When you prepare to meditate (whether that means self-guided or listening to a recording), check in with yourself.  What do you need right now?  Some other considerations that may be useful are:

If you’re feeling resistant – what will make meditation feel more appealing/do-able?

If you’re feeling sluggish – what will support a quality of awareness?

If you’re feeling physical discomfort – what does my body need?

If you’re feeling emotionally fragile – what will give me the most support?

When you check in with yourself, you may discover that you need to sit in a chair, lie down covered by a blanket or make an adjustment for your particular body.  The wisdom of the poem Wild Geese by Mary Oliver comes to mind: ‘You only have to let the soft animal of your body love what it loves’.

Sitting and lying – what’s the difference?

Meditation is an awareness practice, and your posture will ideally support your ability to bring awareness to your present-moment experience.  There are a few pitfalls when it comes to picking a posture that can interfere with this, and a few benefits of certain postures that are useful to know about.

Sitting

One pitfall here is the belief that it’s the only ‘proper’ meditation posture, and to force yourself to stay in a position that feels uncomfortable.  Although we don’t necessarily avoid unpleasant experiences in mindfulness, if you add discomfort in your posture, you’ll be sitting with a whole load of extra distraction.  Plus meditation will seem like an endurance test, and you might stop doing it at all eventually.  Also if you find yourself slumping when you sit, it may be that lying down enables you to get a more supported posture.  Where sitting up is useful is that being upright brings a quality of alert awareness that can support curiosity.  Sitting in an upright chair is usually a comfortable option for most people – you definitely don’t need to sit cross-legged, and I would advise getting the advice of a meditation teacher (in person) before you do so.  Many of my own teachers who have been meditating for decades choose a nice upright chair when they practice.

Lying

When we first learn to meditate, we might need to lie down (and even fall asleep!), as we begin to seek the support of the ground and let go.  This isn’t a problem, but do be aware that over time, lying down to ‘relax’ could be a way of avoiding parts of your experience.  Meditation isn’t about escaping our thoughts, feelings and body sensations – but about learning to relate to them with more kindness and awareness.  When we lie down, we are more likely to drift off, and become less aware of thoughts, feelings and body sensations.  BUT – this is also where lying down can be helpful.  If you are experiencing unpleasant feelings, then lying down may help you to get in touch with them, without getting overwhelmed.  Feeling the support of the ground underneath the body in itself can be quite calming.  This is totally personal (for some people, lying down may not create a feeling of ease).  Body awareness may also be explored more deeply while lying down.   Personally, I have found that after many years of practice, I am now able to lie down to meditate without a significant loss of awareness or drifting off.
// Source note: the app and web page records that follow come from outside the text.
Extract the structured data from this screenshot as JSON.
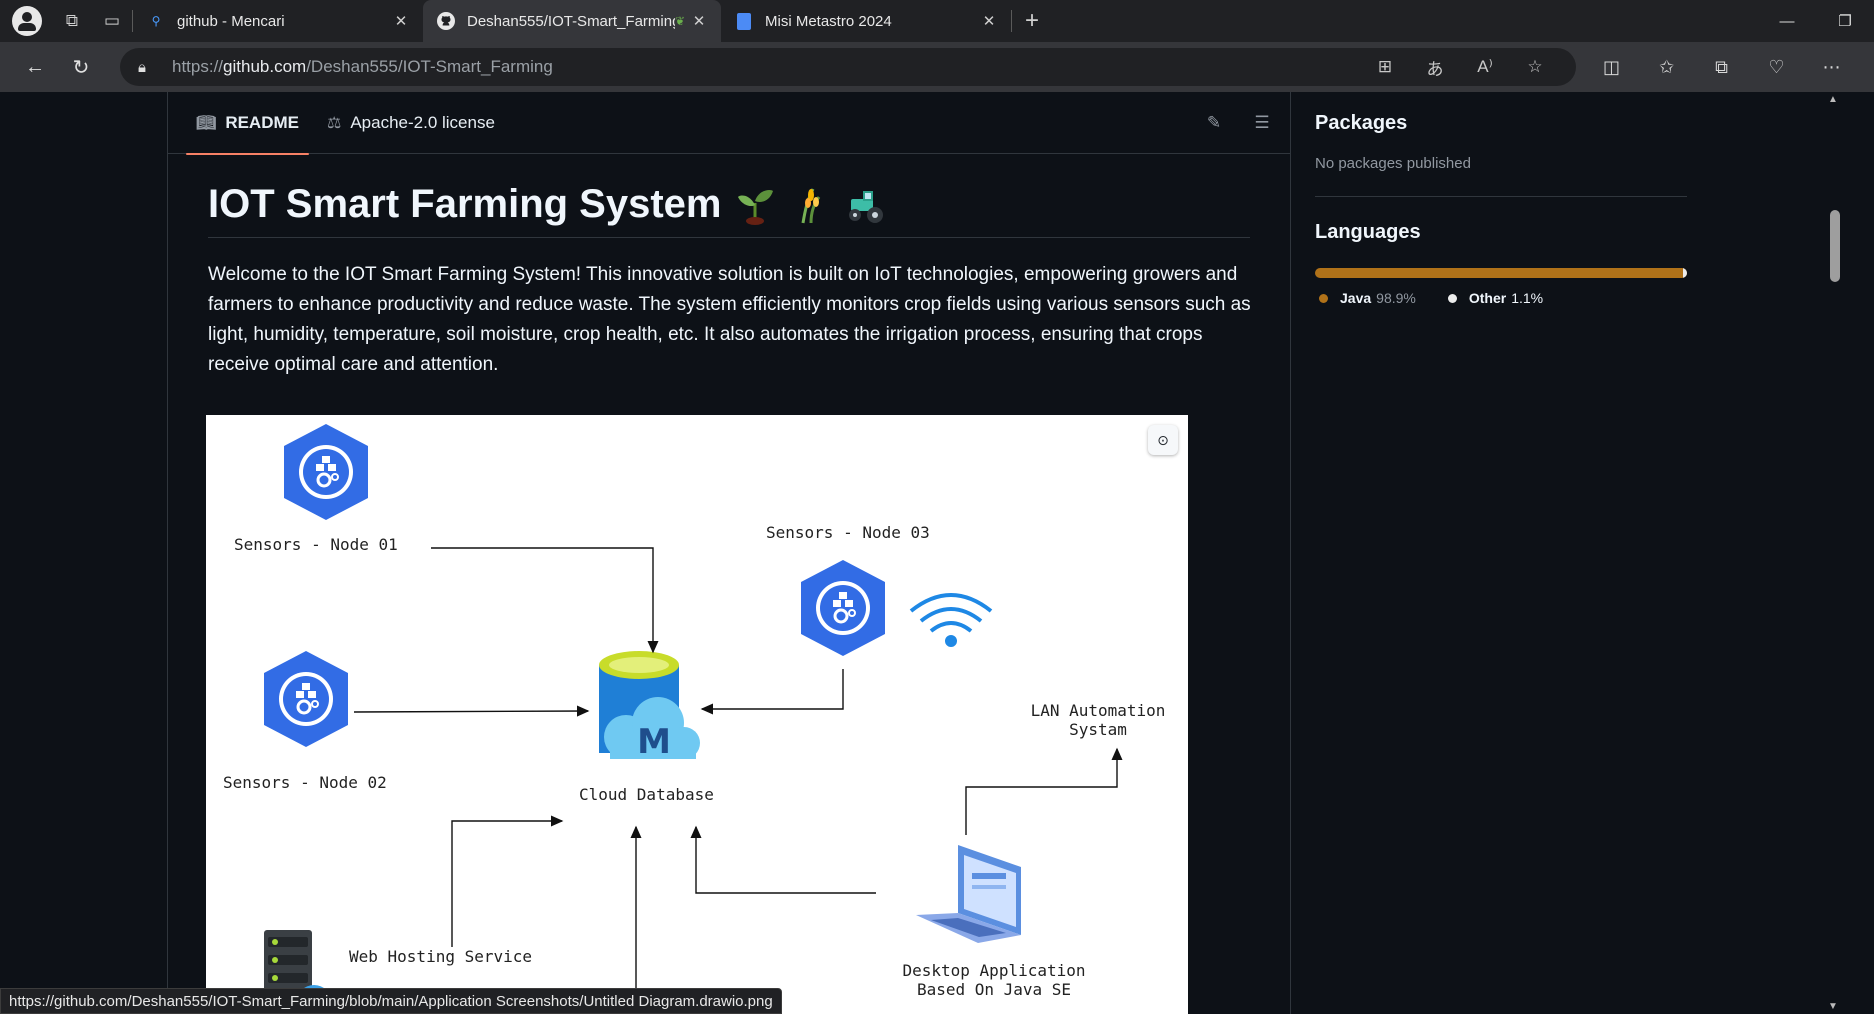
{
  "browser": {
    "tabs": [
      {
        "title": "github - Mencari",
        "favicon": "search-icon"
      },
      {
        "title": "Deshan555/IOT-Smart_Farming:",
        "favicon": "github-icon"
      },
      {
        "title": "Misi Metastro 2024",
        "favicon": "docs-icon"
      }
    ],
    "address": {
      "url_prefix": "https://",
      "url_host": "github.com",
      "url_path": "/Deshan555/IOT-Smart_Farming"
    },
    "status_url": "https://github.com/Deshan555/IOT-Smart_Farming/blob/main/Application Screenshots/Untitled Diagram.drawio.png"
  },
  "readme": {
    "tabs": [
      {
        "label": "README",
        "icon": "book-icon"
      },
      {
        "label": "Apache-2.0 license",
        "icon": "law-icon"
      }
    ],
    "title": "IOT Smart Farming System",
    "paragraph": "Welcome to the IOT Smart Farming System! This innovative solution is built on IoT technologies, empowering growers and farmers to enhance productivity and reduce waste. The system efficiently monitors crop fields using various sensors such as light, humidity, temperature, soil moisture, crop health, etc. It also automates the irrigation process, ensuring that crops receive optimal care and attention."
  },
  "diagram": {
    "labels": {
      "node1": "Sensors - Node 01",
      "node2": "Sensors - Node 02",
      "node3": "Sensors - Node 03",
      "cloud_db": "Cloud Database",
      "lan_line1": "LAN Automation",
      "lan_line2": "Systam",
      "web_hosting": "Web Hosting Service",
      "desktop_line1": "Desktop Application",
      "desktop_line2": "Based On Java SE"
    }
  },
  "sidebar": {
    "packages": {
      "title": "Packages",
      "text": "No packages published"
    },
    "languages": {
      "title": "Languages",
      "items": [
        {
          "name": "Java",
          "percent": "98.9%",
          "value": 98.9,
          "color": "#b07219"
        },
        {
          "name": "Other",
          "percent": "1.1%",
          "value": 1.1,
          "color": "#ededed"
        }
      ]
    }
  }
}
As you become more responsive to what you need in each moment, you’ll get to know which posture will support your practice on any given day.  And of course there is always the option of starting off a meditation lying down, and then transition (mindfully) to sitting for the rest of that practice – or vice versa.   A bit of both within one practice can give you the full range of benefits.

If you really want a rule, I’ll concede and give you just one to close with.  As any good teacher will tell you, ALWAYS ALWAYS choose a posture that feels comfortable for your body, and NEVER EVER stay in a posture that causes physical pain or distress.
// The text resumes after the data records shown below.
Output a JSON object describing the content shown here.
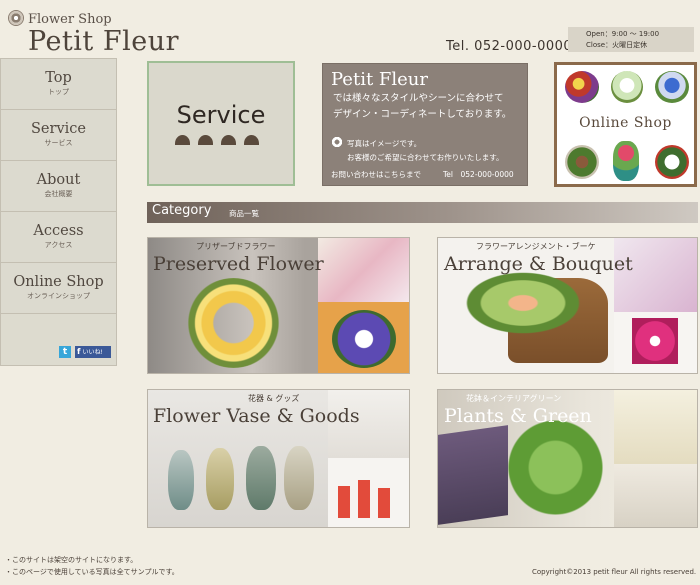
{
  "header": {
    "logo_small": "Flower Shop",
    "logo_big": "Petit Fleur",
    "tel": "Tel.  052-000-0000",
    "hours_open": "Open：9:00 ～ 19:00",
    "hours_close": "Close：火曜日定休"
  },
  "nav": [
    {
      "label": "Top",
      "sub": "トップ"
    },
    {
      "label": "Service",
      "sub": "サービス"
    },
    {
      "label": "About",
      "sub": "会社概要"
    },
    {
      "label": "Access",
      "sub": "アクセス"
    },
    {
      "label": "Online Shop",
      "sub": "オンラインショップ"
    }
  ],
  "social": {
    "twitter": "t",
    "facebook_f": "f",
    "facebook_like": "いいね!"
  },
  "service": {
    "title": "Service"
  },
  "info": {
    "title": "Petit Fleur",
    "line1": "では様々なスタイルやシーンに合わせて",
    "line2": "デザイン・コーディネートしております。",
    "note1": "写真はイメージです。",
    "note2": "お客様のご希望に合わせてお作りいたします。",
    "contact_label": "お問い合わせはこちらまで",
    "contact_tel": "Tel　052-000-0000"
  },
  "shop": {
    "title": "Online Shop"
  },
  "category": {
    "title": "Category",
    "subtitle": "商品一覧"
  },
  "tiles": [
    {
      "jp": "プリザーブドフラワー",
      "en": "Preserved Flower"
    },
    {
      "jp": "フラワーアレンジメント・ブーケ",
      "en": "Arrange & Bouquet"
    },
    {
      "jp": "花器 & グッズ",
      "en": "Flower Vase & Goods"
    },
    {
      "jp": "花鉢＆インテリアグリーン",
      "en": "Plants & Green"
    }
  ],
  "footer": {
    "note1": "・このサイトは架空のサイトになります。",
    "note2": "・このページで使用している写真は全てサンプルです。",
    "copyright": "Copyright©2013 petit fleur All rights reserved."
  }
}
If you enjoyed this post, you may also like the following resources:

For a little more on posture, here’s a piece from Mindful Online called How To Find The Right Meditation Posture For Your Body

My website for blogs, meditations and free resources – Lollipop Wellbeing

My blog on Everyday Mindfulness called ‘4 Ways To Make Meditation Easier’